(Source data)
══════════

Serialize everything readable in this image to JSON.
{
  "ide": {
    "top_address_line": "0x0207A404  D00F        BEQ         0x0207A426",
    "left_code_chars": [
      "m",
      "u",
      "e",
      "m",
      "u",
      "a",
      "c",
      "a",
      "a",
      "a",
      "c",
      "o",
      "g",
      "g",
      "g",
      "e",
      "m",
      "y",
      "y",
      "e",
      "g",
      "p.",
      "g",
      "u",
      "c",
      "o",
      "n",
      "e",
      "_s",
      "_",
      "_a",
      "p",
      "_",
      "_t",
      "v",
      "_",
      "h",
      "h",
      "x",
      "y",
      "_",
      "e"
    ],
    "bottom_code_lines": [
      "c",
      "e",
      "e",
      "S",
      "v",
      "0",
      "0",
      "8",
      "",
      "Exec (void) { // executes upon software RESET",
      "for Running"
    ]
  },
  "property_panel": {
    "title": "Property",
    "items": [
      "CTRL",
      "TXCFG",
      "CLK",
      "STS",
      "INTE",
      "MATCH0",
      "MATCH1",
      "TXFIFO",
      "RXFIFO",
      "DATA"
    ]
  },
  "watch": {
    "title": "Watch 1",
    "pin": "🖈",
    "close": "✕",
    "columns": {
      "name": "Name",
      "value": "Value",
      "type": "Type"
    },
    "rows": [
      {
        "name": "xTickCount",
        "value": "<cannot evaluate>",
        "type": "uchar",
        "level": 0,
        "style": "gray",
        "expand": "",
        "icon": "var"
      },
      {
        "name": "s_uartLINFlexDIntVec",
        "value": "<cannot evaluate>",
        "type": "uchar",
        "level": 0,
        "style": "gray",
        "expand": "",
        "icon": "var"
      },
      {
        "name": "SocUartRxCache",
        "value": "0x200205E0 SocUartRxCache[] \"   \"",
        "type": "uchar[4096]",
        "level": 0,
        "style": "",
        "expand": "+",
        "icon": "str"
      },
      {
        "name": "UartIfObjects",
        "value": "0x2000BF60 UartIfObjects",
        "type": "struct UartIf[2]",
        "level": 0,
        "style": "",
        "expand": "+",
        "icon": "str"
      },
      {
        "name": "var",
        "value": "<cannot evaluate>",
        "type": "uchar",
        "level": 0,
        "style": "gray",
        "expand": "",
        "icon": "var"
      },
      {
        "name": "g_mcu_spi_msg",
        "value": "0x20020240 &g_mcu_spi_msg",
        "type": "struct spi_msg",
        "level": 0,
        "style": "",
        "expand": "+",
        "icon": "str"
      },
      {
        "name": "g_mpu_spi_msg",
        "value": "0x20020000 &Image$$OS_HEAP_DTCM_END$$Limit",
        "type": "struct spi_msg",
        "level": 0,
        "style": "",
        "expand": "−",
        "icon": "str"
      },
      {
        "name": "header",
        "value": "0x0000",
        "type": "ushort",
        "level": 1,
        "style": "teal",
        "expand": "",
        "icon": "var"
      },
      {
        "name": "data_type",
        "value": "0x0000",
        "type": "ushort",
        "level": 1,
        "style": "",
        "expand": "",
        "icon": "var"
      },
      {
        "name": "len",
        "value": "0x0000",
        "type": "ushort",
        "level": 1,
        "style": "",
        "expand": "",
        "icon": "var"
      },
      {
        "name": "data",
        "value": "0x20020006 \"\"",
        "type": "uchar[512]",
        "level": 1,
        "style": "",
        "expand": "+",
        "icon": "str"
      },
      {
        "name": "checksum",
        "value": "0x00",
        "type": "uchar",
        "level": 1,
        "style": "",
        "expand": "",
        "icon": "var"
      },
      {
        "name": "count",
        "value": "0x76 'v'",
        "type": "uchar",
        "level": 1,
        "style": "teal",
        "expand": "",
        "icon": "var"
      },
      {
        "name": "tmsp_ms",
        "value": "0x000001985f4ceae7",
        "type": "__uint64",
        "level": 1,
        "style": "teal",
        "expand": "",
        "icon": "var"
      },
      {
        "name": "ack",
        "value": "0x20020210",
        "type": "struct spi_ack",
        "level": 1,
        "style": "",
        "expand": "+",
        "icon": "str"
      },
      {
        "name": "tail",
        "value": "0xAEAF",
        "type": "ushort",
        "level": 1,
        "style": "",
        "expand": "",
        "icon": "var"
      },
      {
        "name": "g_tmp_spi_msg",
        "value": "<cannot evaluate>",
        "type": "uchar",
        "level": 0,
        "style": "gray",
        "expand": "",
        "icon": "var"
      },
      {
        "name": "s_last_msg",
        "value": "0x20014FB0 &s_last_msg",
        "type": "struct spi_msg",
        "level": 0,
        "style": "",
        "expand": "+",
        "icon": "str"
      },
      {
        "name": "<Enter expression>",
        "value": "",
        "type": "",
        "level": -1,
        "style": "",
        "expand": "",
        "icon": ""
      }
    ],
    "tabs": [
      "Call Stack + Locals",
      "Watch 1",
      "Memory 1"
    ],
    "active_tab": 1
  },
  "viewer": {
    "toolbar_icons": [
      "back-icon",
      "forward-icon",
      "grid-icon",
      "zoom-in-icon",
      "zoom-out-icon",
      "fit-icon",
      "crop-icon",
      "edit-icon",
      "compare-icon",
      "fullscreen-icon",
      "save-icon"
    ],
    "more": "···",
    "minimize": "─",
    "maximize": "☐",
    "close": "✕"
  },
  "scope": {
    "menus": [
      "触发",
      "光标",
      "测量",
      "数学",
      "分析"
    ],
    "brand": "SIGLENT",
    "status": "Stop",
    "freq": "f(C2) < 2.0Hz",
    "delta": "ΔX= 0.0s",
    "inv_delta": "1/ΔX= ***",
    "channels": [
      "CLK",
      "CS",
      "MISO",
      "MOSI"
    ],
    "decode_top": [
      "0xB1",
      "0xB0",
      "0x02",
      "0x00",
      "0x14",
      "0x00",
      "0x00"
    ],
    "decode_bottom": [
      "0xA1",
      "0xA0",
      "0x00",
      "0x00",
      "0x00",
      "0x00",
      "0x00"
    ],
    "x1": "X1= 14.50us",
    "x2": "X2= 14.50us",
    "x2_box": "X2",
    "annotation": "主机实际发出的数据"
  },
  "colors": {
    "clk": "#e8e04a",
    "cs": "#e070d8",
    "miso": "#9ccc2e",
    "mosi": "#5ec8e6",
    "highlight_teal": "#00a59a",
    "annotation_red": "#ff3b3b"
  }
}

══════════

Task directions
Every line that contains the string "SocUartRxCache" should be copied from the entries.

Response
        "name": "SocUartRxCache",
        "value": "0x200205E0 SocUartRxCache[] \"   \"",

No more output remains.